» Task statement
Your task is to copy every line of the entries that contains "összesen".

**** Data for this exercise ****

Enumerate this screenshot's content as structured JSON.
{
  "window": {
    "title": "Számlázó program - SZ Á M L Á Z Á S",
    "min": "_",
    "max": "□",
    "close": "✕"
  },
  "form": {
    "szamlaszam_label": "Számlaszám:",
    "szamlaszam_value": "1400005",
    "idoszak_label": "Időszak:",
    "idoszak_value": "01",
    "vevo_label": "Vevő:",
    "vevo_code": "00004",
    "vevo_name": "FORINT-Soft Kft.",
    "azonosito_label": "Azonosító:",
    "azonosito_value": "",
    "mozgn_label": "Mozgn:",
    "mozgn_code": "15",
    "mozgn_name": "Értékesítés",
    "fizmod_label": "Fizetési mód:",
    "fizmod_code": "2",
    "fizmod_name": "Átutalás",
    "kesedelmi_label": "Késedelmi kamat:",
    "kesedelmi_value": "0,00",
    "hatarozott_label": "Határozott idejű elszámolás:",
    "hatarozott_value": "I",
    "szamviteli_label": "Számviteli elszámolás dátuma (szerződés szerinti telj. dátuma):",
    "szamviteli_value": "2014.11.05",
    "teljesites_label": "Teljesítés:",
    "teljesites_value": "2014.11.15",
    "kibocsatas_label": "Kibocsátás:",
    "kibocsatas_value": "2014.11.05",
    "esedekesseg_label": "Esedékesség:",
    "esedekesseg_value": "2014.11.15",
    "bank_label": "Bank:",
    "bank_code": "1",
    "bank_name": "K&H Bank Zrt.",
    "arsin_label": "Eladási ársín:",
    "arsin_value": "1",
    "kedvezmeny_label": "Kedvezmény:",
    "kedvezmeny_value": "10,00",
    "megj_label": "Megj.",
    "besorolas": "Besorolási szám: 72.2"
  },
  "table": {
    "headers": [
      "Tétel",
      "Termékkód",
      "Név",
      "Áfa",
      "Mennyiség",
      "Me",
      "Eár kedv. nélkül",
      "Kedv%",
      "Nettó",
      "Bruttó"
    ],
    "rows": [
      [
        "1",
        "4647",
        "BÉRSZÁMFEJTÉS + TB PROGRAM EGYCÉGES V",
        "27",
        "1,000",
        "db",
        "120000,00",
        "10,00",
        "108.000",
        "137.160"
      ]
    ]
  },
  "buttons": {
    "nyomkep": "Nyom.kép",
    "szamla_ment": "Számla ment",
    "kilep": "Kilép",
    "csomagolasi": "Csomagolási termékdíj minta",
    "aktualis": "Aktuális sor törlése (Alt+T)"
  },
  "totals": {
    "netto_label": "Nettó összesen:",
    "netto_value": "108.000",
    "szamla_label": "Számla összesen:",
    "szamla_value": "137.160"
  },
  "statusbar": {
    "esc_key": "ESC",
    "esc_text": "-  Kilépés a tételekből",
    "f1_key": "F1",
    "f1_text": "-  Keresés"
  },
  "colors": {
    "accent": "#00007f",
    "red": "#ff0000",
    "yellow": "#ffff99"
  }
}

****

» Response to the exercise
    "netto_label": "Nettó összesen:",
    "szamla_label": "Számla összesen:",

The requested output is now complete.